Cue the mushy music, break out the chocolates, take a wee moment to smell that garland of roses, and count those cards again, because, if you didn’t know that it’s St. Valentine’s day you’re either out of luck, or an incurable grouch.
We’ll get to the sad fate of the man after whom the day is named, a little later.
One thing you can say about St. Valentine—purveyor of love and affection, hero to cardmakers, choclatiers, intimate restaurants, the Post Office, and maternity hospitals around the middle of November—is that the various Churches in which he is revered, work the man very hard indeed. The afterlife doesn’t necessarily mean a restful retirement for holy men. Valentine is not just the patron saint of lovers you see. He doesn’t get any downtime after mid-February. In addition to his patronage of love, amour, amore, liebe, STDs and lovebites, he is also the patron saint of beekeepers. He is charged with their protection and with the sweetness of honey. Not only that but he is patron saint AGAINST epilepsy, fainting and the bubonic plague. He’s been doing quite well on the latter in recent years.
The man himself was a Christian martyr who met a sad and violent end around the year 270 AD in Rome, where his skull is still exhibited to this day. But, fear not, apparently a small vessel containing some of his blood—which has survived remarkably well after one thousand seven hundred and fifty odd years—is on display in the Carmelite Church in Whitefriar Street in Dublin. Hopefully it’s the blood of the correct Valentine, because apparently there are around a dozen saints and martyrs of that name who feature in regional Christian church lists. The most recent one was canonised in 1988. There is even a Pope Valentine, but he only lasted in office for forty days, in 827, so, wisely perhaps, no pontiff has assumed the name since the ninth century.
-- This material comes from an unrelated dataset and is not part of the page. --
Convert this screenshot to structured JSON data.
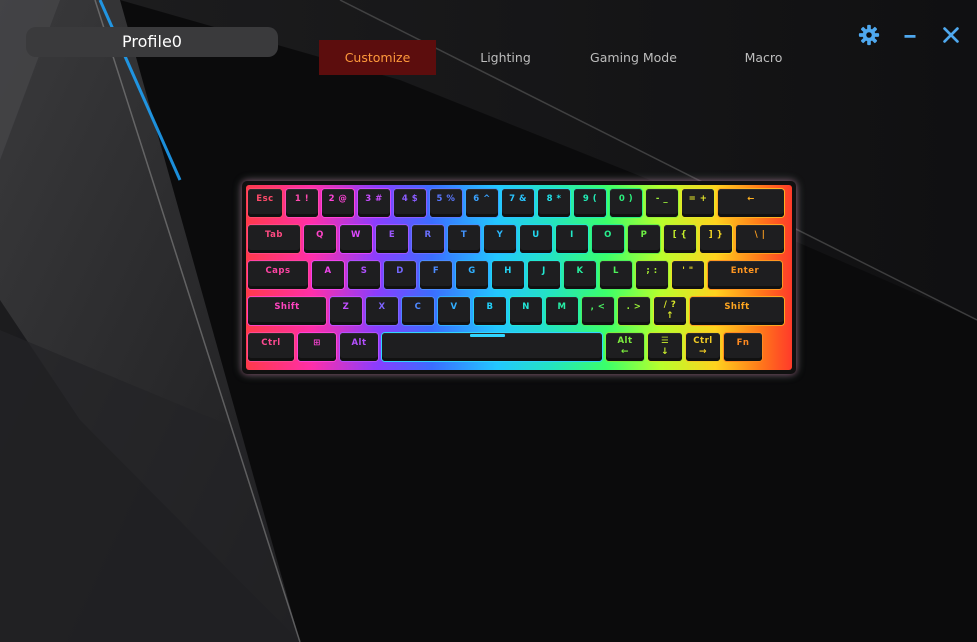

Is it significant, one wonders, that, apparently, there are no churches dedicated to St. Valentine in buttoned-down England, while there are dozens in his name in amorous Italy? Which brings to mind the title of that long-running 1970s farce No Sex Please We’re British. It ran in the West End for sixteen years. One of the Italian churches named after him was situated in the 1960 Rome Olympic village, though, by all accounts, the presence of St. Valentine is not essential for lustful carry-on in Olympic villages.
The problem with Valentine and all the saccharine of the day associated with his name, is that he was a Christian martyr. There is no getting away from the fact, as you sip your first prosecco of the night and dive into the Quality Street, that poor Valentine, to whom you owe tonight’s date with your outrageously handsome or beautiful escort, came to a very bad end indeed.
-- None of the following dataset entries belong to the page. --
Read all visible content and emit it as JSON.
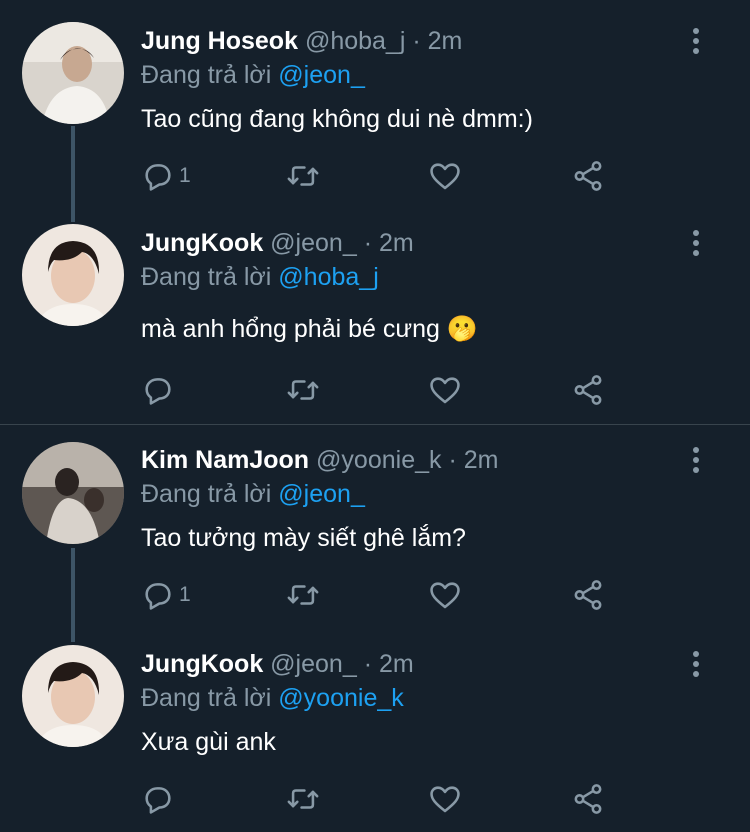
{
  "colors": {
    "background": "#15202b",
    "text": "#ffffff",
    "muted": "#8899a6",
    "mention": "#1da1f2",
    "thread_line": "#3d5466",
    "divider": "#38444d"
  },
  "tweets": [
    {
      "name": "Jung Hoseok",
      "handle": "@hoba_j",
      "separator": "·",
      "time": "2m",
      "replying_label": "Đang trả lời",
      "replying_to": "@jeon_",
      "text": "Tao cũng đang không dui nè dmm:)",
      "reply_count": "1",
      "avatar_icon": "profile-photo"
    },
    {
      "name": "JungKook",
      "handle": "@jeon_",
      "separator": "·",
      "time": "2m",
      "replying_label": "Đang trả lời",
      "replying_to": "@hoba_j",
      "text": "mà anh hổng phải bé cưng 🫢",
      "reply_count": "",
      "avatar_icon": "profile-photo"
    },
    {
      "name": "Kim NamJoon",
      "handle": "@yoonie_k",
      "separator": "·",
      "time": "2m",
      "replying_label": "Đang trả lời",
      "replying_to": "@jeon_",
      "text": "Tao tưởng mày siết ghê lắm?",
      "reply_count": "1",
      "avatar_icon": "profile-photo"
    },
    {
      "name": "JungKook",
      "handle": "@jeon_",
      "separator": "·",
      "time": "2m",
      "replying_label": "Đang trả lời",
      "replying_to": "@yoonie_k",
      "text": "Xưa gùi ank",
      "reply_count": "",
      "avatar_icon": "profile-photo"
    }
  ],
  "icons": {
    "reply": "reply-icon",
    "retweet": "retweet-icon",
    "like": "heart-icon",
    "share": "share-icon",
    "more": "more-vertical-icon"
  }
}
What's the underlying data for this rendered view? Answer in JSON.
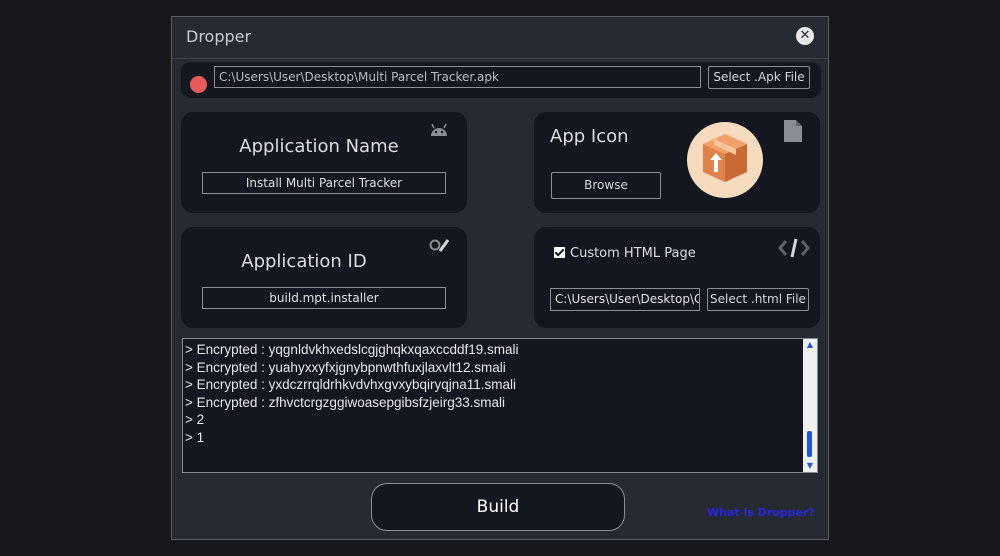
{
  "window": {
    "title": "Dropper"
  },
  "apk": {
    "path": "C:\\Users\\User\\Desktop\\Multi Parcel Tracker.apk",
    "select_label": "Select .Apk File"
  },
  "app_name": {
    "heading": "Application Name",
    "value": "Install Multi Parcel Tracker"
  },
  "app_icon": {
    "heading": "App Icon",
    "browse_label": "Browse"
  },
  "app_id": {
    "heading": "Application ID",
    "value": "build.mpt.installer"
  },
  "custom_html": {
    "checkbox_label": "Custom HTML Page",
    "checked": true,
    "path": "C:\\Users\\User\\Desktop\\Custom",
    "select_label": "Select .html File"
  },
  "console": {
    "lines": [
      "> Encrypted : yqgnldvkhxedslcgjghqkxqaxccddf19.smali",
      "> Encrypted : yuahyxxyfxjgnybpnwthfuxjlaxvlt12.smali",
      "> Encrypted : yxdczrrqldrhkvdvhxgvxybqiryqjna11.smali",
      "> Encrypted : zfhvctcrgzggiwoasepgibsfzjeirg33.smali",
      "> 2",
      "> 1"
    ]
  },
  "build_label": "Build",
  "help_link": "What is Dropper?",
  "colors": {
    "status_dot": "#e85a5a",
    "link": "#2626e0",
    "scrollbar_accent": "#2456d6"
  },
  "icons": [
    "close-icon",
    "android-icon",
    "file-icon",
    "box-app-icon",
    "pencil-icon",
    "code-icon",
    "checkbox-check-icon"
  ]
}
As regards the poor man’s demise, there is some clubbing involved, but not of the type that you might hope to be indulging in later tonight if that romantic dinner goes well. As with most of the early saints and martyrs, the precise details of his passing are disputed. But the consensus seems to be that he fell foul of the Roman Emperor Claudius, not the I Claudius of the Robert Graves books, who was a good egg, but Claudius the Second, who was more of a hard-boiled type. Valentine, or Valentinus to give him his Roman name, was accused of marrying Christian couples, hence his designation as patron saint of lovers. But Claudius the Second was a tad unsentimental about Christian nuptials. In fact he didn’t approve of Christians of any stripe. Aiding and abetting Christianity was a capital offence in third century Rome.
Claudius ordered that Valentine should be beaten to death with clubs—not the sort of end that we would associate with such a mushily romantic figure. The good news is that the beating failed to kill him. The bad news is that he was then beheaded, which did. Spare a thought for his dreadful end as the maitre d’ escorts you to your table tonight. Actually … maybe save your reflections until tomorrow. Contemplating beatings and beheadings as you order the starter might spoil your appetite, or ruin that all-important frisson as you gaze rapturously into the eyes of your dinner date.
But as to the ultimate fate of St. Valentine, patron saint of lovers and beekeepers, was he beaten to death with clubs? No, he was decapitated, so that’s fake history. Do enjoy your evening.